### Work to be completed
Each entry should be copied as it stands, leaving the pictures behind.

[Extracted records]
[Start of Attachment]

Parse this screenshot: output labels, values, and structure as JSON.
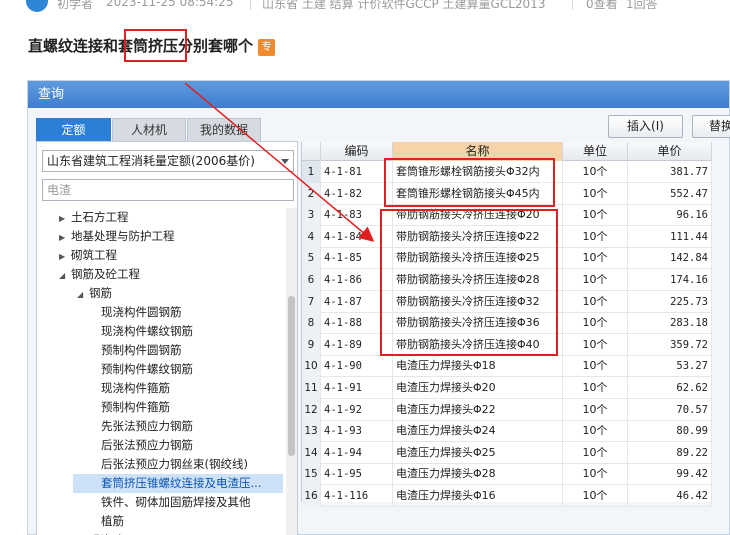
{
  "meta": {
    "author": "初学者",
    "datetime": "2023-11-25 08:54:25",
    "tags": "山东省 土建 结算 计价软件GCCP 土建算量GCL2013",
    "views": "0查看",
    "answers": "1回答"
  },
  "question": {
    "title_part1": "直螺纹连接和",
    "title_highlight": "套筒挤压",
    "title_part2": "分别套哪个",
    "badge": "专"
  },
  "window": {
    "title": "查询",
    "tabs": [
      "定额",
      "人材机",
      "我的数据"
    ],
    "insert_button": "插入(I)",
    "replace_button": "替换",
    "quota_select": "山东省建筑工程消耗量定额(2006基价)",
    "search_placeholder": "电渣"
  },
  "tree": [
    {
      "label": "土石方工程",
      "level": 1,
      "toggle": "▶"
    },
    {
      "label": "地基处理与防护工程",
      "level": 1,
      "toggle": "▶"
    },
    {
      "label": "砌筑工程",
      "level": 1,
      "toggle": "▶"
    },
    {
      "label": "钢筋及砼工程",
      "level": 1,
      "toggle": "◢"
    },
    {
      "label": "钢筋",
      "level": 2,
      "toggle": "◢"
    },
    {
      "label": "现浇构件圆钢筋",
      "level": 3,
      "toggle": ""
    },
    {
      "label": "现浇构件螺纹钢筋",
      "level": 3,
      "toggle": ""
    },
    {
      "label": "预制构件圆钢筋",
      "level": 3,
      "toggle": ""
    },
    {
      "label": "预制构件螺纹钢筋",
      "level": 3,
      "toggle": ""
    },
    {
      "label": "现浇构件箍筋",
      "level": 3,
      "toggle": ""
    },
    {
      "label": "预制构件箍筋",
      "level": 3,
      "toggle": ""
    },
    {
      "label": "先张法预应力钢筋",
      "level": 3,
      "toggle": ""
    },
    {
      "label": "后张法预应力钢筋",
      "level": 3,
      "toggle": ""
    },
    {
      "label": "后张法预应力钢丝束(钢绞线)",
      "level": 3,
      "toggle": ""
    },
    {
      "label": "套筒挤压锥螺纹连接及电渣压...",
      "level": 3,
      "toggle": "",
      "selected": true
    },
    {
      "label": "铁件、砌体加固筋焊接及其他",
      "level": 3,
      "toggle": ""
    },
    {
      "label": "植筋",
      "level": 3,
      "toggle": ""
    },
    {
      "label": "现浇砼",
      "level": 2,
      "toggle": "▶"
    }
  ],
  "grid": {
    "columns": [
      "编码",
      "名称",
      "单位",
      "单价"
    ],
    "rows": [
      {
        "n": "1",
        "code": "4-1-81",
        "name": "套筒锥形螺栓钢筋接头Φ32内",
        "unit": "10个",
        "price": "381.77"
      },
      {
        "n": "2",
        "code": "4-1-82",
        "name": "套筒锥形螺栓钢筋接头Φ45内",
        "unit": "10个",
        "price": "552.47"
      },
      {
        "n": "3",
        "code": "4-1-83",
        "name": "带肋钢筋接头冷挤压连接Φ20",
        "unit": "10个",
        "price": "96.16"
      },
      {
        "n": "4",
        "code": "4-1-84",
        "name": "带肋钢筋接头冷挤压连接Φ22",
        "unit": "10个",
        "price": "111.44"
      },
      {
        "n": "5",
        "code": "4-1-85",
        "name": "带肋钢筋接头冷挤压连接Φ25",
        "unit": "10个",
        "price": "142.84"
      },
      {
        "n": "6",
        "code": "4-1-86",
        "name": "带肋钢筋接头冷挤压连接Φ28",
        "unit": "10个",
        "price": "174.16"
      },
      {
        "n": "7",
        "code": "4-1-87",
        "name": "带肋钢筋接头冷挤压连接Φ32",
        "unit": "10个",
        "price": "225.73"
      },
      {
        "n": "8",
        "code": "4-1-88",
        "name": "带肋钢筋接头冷挤压连接Φ36",
        "unit": "10个",
        "price": "283.18"
      },
      {
        "n": "9",
        "code": "4-1-89",
        "name": "带肋钢筋接头冷挤压连接Φ40",
        "unit": "10个",
        "price": "359.72"
      },
      {
        "n": "10",
        "code": "4-1-90",
        "name": "电渣压力焊接头Φ18",
        "unit": "10个",
        "price": "53.27"
      },
      {
        "n": "11",
        "code": "4-1-91",
        "name": "电渣压力焊接头Φ20",
        "unit": "10个",
        "price": "62.62"
      },
      {
        "n": "12",
        "code": "4-1-92",
        "name": "电渣压力焊接头Φ22",
        "unit": "10个",
        "price": "70.57"
      },
      {
        "n": "13",
        "code": "4-1-93",
        "name": "电渣压力焊接头Φ24",
        "unit": "10个",
        "price": "80.99"
      },
      {
        "n": "14",
        "code": "4-1-94",
        "name": "电渣压力焊接头Φ25",
        "unit": "10个",
        "price": "89.22"
      },
      {
        "n": "15",
        "code": "4-1-95",
        "name": "电渣压力焊接头Φ28",
        "unit": "10个",
        "price": "99.42"
      },
      {
        "n": "16",
        "code": "4-1-116",
        "name": "电渣压力焊接头Φ16",
        "unit": "10个",
        "price": "46.42"
      }
    ]
  },
  "colors": {
    "titlebar": "#3f7ecf",
    "active_tab": "#2b7fd6",
    "annotation": "#e02020",
    "badge": "#f08a2c",
    "name_header": "#f8d2a8"
  }
}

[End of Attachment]

### Exercise response
Parse this screenshot: output labels, values, and structure as JSON.
{
  "meta": {
    "author": "初学者",
    "datetime": "2023-11-25 08:54:25",
    "tags": "山东省 土建 结算 计价软件GCCP 土建算量GCL2013",
    "views": "0查看",
    "answers": "1回答"
  },
  "question": {
    "title_part1": "直螺纹连接和",
    "title_highlight": "套筒挤压",
    "title_part2": "分别套哪个",
    "badge": "专"
  },
  "window": {
    "title": "查询",
    "tabs": [
      "定额",
      "人材机",
      "我的数据"
    ],
    "insert_button": "插入(I)",
    "replace_button": "替换",
    "quota_select": "山东省建筑工程消耗量定额(2006基价)",
    "search_placeholder": "电渣"
  },
  "tree": [
    {
      "label": "土石方工程",
      "level": 1,
      "toggle": "▶"
    },
    {
      "label": "地基处理与防护工程",
      "level": 1,
      "toggle": "▶"
    },
    {
      "label": "砌筑工程",
      "level": 1,
      "toggle": "▶"
    },
    {
      "label": "钢筋及砼工程",
      "level": 1,
      "toggle": "◢"
    },
    {
      "label": "钢筋",
      "level": 2,
      "toggle": "◢"
    },
    {
      "label": "现浇构件圆钢筋",
      "level": 3,
      "toggle": ""
    },
    {
      "label": "现浇构件螺纹钢筋",
      "level": 3,
      "toggle": ""
    },
    {
      "label": "预制构件圆钢筋",
      "level": 3,
      "toggle": ""
    },
    {
      "label": "预制构件螺纹钢筋",
      "level": 3,
      "toggle": ""
    },
    {
      "label": "现浇构件箍筋",
      "level": 3,
      "toggle": ""
    },
    {
      "label": "预制构件箍筋",
      "level": 3,
      "toggle": ""
    },
    {
      "label": "先张法预应力钢筋",
      "level": 3,
      "toggle": ""
    },
    {
      "label": "后张法预应力钢筋",
      "level": 3,
      "toggle": ""
    },
    {
      "label": "后张法预应力钢丝束(钢绞线)",
      "level": 3,
      "toggle": ""
    },
    {
      "label": "套筒挤压锥螺纹连接及电渣压...",
      "level": 3,
      "toggle": "",
      "selected": true
    },
    {
      "label": "铁件、砌体加固筋焊接及其他",
      "level": 3,
      "toggle": ""
    },
    {
      "label": "植筋",
      "level": 3,
      "toggle": ""
    },
    {
      "label": "现浇砼",
      "level": 2,
      "toggle": "▶"
    }
  ],
  "grid": {
    "columns": [
      "编码",
      "名称",
      "单位",
      "单价"
    ],
    "rows": [
      {
        "n": "1",
        "code": "4-1-81",
        "name": "套筒锥形螺栓钢筋接头Φ32内",
        "unit": "10个",
        "price": "381.77"
      },
      {
        "n": "2",
        "code": "4-1-82",
        "name": "套筒锥形螺栓钢筋接头Φ45内",
        "unit": "10个",
        "price": "552.47"
      },
      {
        "n": "3",
        "code": "4-1-83",
        "name": "带肋钢筋接头冷挤压连接Φ20",
        "unit": "10个",
        "price": "96.16"
      },
      {
        "n": "4",
        "code": "4-1-84",
        "name": "带肋钢筋接头冷挤压连接Φ22",
        "unit": "10个",
        "price": "111.44"
      },
      {
        "n": "5",
        "code": "4-1-85",
        "name": "带肋钢筋接头冷挤压连接Φ25",
        "unit": "10个",
        "price": "142.84"
      },
      {
        "n": "6",
        "code": "4-1-86",
        "name": "带肋钢筋接头冷挤压连接Φ28",
        "unit": "10个",
        "price": "174.16"
      },
      {
        "n": "7",
        "code": "4-1-87",
        "name": "带肋钢筋接头冷挤压连接Φ32",
        "unit": "10个",
        "price": "225.73"
      },
      {
        "n": "8",
        "code": "4-1-88",
        "name": "带肋钢筋接头冷挤压连接Φ36",
        "unit": "10个",
        "price": "283.18"
      },
      {
        "n": "9",
        "code": "4-1-89",
        "name": "带肋钢筋接头冷挤压连接Φ40",
        "unit": "10个",
        "price": "359.72"
      },
      {
        "n": "10",
        "code": "4-1-90",
        "name": "电渣压力焊接头Φ18",
        "unit": "10个",
        "price": "53.27"
      },
      {
        "n": "11",
        "code": "4-1-91",
        "name": "电渣压力焊接头Φ20",
        "unit": "10个",
        "price": "62.62"
      },
      {
        "n": "12",
        "code": "4-1-92",
        "name": "电渣压力焊接头Φ22",
        "unit": "10个",
        "price": "70.57"
      },
      {
        "n": "13",
        "code": "4-1-93",
        "name": "电渣压力焊接头Φ24",
        "unit": "10个",
        "price": "80.99"
      },
      {
        "n": "14",
        "code": "4-1-94",
        "name": "电渣压力焊接头Φ25",
        "unit": "10个",
        "price": "89.22"
      },
      {
        "n": "15",
        "code": "4-1-95",
        "name": "电渣压力焊接头Φ28",
        "unit": "10个",
        "price": "99.42"
      },
      {
        "n": "16",
        "code": "4-1-116",
        "name": "电渣压力焊接头Φ16",
        "unit": "10个",
        "price": "46.42"
      }
    ]
  },
  "colors": {
    "titlebar": "#3f7ecf",
    "active_tab": "#2b7fd6",
    "annotation": "#e02020",
    "badge": "#f08a2c",
    "name_header": "#f8d2a8"
  }
}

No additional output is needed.